▶ _TASK DETAILS_
For each line below that contains the word "mountain", return that line.

***** DATA SUPPLIED

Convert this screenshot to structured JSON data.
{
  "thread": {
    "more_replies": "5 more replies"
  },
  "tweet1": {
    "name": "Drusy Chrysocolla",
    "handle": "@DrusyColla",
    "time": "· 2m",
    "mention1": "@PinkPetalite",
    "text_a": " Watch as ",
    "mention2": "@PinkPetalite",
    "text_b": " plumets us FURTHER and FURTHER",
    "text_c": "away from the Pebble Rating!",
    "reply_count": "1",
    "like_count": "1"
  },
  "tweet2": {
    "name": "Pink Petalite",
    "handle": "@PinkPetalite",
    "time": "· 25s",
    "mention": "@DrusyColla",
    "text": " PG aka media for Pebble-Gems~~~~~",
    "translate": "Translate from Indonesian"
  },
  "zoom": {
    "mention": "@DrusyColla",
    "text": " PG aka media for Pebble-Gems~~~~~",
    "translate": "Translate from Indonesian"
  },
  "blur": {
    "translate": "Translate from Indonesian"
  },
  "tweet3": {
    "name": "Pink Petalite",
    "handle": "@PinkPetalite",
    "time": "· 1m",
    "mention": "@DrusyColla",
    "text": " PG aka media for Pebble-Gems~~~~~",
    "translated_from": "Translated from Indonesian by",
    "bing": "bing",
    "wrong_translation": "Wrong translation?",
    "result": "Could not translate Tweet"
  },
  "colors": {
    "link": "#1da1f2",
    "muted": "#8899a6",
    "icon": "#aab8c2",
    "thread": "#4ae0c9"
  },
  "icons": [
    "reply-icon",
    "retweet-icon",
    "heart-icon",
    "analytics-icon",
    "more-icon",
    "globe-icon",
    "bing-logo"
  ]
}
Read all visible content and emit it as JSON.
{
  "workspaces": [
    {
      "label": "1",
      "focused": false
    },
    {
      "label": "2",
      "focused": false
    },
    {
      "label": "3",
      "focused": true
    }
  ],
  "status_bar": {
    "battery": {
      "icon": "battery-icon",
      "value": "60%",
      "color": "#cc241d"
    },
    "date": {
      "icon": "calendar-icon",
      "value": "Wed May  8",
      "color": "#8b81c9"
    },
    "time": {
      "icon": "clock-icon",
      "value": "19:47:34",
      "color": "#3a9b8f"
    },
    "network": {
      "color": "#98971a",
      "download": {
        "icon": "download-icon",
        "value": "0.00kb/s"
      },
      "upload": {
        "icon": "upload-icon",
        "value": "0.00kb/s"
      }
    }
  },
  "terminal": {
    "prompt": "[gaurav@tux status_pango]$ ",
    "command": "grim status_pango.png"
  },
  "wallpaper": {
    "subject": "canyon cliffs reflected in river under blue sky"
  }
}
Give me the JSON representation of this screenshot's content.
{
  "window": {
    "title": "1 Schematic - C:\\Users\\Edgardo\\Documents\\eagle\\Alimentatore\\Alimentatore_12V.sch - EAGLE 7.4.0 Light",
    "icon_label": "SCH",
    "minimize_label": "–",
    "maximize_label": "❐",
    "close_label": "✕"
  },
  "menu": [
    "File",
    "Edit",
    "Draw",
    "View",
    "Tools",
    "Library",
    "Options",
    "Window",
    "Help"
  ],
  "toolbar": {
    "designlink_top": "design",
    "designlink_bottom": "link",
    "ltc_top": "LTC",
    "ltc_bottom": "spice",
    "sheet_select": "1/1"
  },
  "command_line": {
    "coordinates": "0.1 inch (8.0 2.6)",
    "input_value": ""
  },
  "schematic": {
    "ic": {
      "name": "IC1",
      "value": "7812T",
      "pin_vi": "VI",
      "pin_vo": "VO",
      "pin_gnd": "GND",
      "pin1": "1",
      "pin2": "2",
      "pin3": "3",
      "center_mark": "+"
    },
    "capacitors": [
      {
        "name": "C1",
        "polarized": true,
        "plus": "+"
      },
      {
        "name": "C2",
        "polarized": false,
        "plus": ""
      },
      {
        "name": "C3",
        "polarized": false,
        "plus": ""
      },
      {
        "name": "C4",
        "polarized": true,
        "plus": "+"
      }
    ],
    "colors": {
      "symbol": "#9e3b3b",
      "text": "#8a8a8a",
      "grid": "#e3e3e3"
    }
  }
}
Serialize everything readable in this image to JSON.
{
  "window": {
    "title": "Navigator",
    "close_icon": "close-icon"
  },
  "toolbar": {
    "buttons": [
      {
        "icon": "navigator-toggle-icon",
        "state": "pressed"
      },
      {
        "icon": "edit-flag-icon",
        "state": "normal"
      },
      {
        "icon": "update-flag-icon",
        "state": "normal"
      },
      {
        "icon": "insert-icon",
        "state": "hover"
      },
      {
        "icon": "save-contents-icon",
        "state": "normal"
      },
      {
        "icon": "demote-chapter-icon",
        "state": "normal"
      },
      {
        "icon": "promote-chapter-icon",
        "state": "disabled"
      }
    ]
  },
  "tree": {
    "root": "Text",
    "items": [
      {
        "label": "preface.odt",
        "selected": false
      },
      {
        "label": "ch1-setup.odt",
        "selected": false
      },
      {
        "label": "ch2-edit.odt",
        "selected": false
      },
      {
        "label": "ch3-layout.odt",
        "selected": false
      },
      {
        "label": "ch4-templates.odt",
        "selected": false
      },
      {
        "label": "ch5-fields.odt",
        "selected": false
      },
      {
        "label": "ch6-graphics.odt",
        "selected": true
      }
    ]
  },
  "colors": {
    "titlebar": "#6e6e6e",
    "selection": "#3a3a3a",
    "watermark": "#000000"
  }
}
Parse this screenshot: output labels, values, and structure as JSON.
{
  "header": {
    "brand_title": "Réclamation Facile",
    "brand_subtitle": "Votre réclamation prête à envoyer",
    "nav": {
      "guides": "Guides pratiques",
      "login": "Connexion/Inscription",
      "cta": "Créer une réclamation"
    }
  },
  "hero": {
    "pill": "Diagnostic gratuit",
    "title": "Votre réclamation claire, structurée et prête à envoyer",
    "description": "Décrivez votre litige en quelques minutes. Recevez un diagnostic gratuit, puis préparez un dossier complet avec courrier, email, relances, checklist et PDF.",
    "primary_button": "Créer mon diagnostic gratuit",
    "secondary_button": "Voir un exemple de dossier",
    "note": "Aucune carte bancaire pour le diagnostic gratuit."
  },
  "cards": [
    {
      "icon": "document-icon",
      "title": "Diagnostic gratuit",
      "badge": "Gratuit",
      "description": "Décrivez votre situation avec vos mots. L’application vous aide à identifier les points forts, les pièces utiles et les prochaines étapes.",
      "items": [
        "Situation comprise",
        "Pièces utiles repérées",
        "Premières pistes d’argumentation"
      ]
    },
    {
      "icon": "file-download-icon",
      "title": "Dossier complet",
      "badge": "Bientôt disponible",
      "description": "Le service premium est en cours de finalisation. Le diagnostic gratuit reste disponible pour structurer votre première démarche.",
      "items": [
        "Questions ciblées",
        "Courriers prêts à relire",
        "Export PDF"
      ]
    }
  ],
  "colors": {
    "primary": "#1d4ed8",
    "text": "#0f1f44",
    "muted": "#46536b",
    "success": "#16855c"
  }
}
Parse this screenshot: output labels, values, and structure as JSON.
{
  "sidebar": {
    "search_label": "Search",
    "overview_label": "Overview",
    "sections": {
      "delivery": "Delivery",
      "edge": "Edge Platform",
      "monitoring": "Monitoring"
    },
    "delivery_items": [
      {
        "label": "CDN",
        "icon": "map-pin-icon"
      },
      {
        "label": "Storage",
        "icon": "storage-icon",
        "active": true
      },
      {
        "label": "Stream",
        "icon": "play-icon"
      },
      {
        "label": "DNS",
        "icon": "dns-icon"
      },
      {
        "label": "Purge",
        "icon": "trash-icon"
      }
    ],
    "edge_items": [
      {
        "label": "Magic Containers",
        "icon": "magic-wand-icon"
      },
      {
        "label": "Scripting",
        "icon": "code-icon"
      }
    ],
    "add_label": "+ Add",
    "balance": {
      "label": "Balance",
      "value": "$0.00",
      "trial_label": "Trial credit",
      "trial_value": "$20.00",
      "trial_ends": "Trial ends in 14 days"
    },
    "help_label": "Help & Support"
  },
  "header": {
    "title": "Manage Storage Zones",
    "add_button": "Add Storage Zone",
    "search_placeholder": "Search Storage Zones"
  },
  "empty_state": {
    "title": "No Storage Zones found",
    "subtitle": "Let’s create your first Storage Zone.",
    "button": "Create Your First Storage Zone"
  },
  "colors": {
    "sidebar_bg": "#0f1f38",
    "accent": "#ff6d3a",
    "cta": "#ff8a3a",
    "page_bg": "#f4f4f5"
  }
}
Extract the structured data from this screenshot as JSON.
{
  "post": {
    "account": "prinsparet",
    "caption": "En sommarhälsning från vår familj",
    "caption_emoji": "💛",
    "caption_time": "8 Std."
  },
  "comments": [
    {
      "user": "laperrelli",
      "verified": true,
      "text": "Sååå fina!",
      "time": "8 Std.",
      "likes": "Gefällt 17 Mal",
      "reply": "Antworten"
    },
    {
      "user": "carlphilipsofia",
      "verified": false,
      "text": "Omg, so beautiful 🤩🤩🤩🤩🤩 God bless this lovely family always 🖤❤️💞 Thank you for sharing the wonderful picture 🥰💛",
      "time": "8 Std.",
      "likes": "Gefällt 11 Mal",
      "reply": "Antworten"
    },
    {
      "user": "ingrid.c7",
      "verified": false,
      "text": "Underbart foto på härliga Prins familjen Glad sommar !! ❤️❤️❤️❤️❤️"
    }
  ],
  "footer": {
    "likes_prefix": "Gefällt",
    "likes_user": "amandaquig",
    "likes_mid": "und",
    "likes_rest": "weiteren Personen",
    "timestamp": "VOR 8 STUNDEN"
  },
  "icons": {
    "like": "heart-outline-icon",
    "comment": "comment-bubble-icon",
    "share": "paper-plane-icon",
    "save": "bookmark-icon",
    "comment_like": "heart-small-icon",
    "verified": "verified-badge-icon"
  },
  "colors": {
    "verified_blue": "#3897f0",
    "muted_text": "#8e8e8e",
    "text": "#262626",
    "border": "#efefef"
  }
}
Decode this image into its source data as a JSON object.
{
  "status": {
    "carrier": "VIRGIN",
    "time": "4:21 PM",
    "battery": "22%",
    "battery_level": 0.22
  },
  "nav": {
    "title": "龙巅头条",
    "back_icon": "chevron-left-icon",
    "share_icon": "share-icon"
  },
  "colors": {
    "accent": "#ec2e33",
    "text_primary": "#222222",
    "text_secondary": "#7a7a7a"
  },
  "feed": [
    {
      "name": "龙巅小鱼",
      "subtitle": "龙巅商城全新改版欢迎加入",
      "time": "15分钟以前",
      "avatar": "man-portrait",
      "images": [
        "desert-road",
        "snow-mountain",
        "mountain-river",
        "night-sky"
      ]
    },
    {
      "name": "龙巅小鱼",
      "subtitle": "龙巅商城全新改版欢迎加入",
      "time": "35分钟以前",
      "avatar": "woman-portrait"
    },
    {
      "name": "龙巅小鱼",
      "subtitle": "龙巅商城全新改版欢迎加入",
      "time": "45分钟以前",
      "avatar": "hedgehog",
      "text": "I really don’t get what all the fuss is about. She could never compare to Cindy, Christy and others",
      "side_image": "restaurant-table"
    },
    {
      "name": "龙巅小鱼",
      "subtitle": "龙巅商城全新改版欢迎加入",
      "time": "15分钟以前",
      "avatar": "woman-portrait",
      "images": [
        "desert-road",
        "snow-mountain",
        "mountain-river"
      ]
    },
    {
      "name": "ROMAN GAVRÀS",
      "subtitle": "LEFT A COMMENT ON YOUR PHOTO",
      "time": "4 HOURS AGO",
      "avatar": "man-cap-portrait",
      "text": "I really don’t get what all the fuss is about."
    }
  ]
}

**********

▶ _RESPONSE_
        "snow-mountain",
        "mountain-river",
        "snow-mountain",
        "mountain-river"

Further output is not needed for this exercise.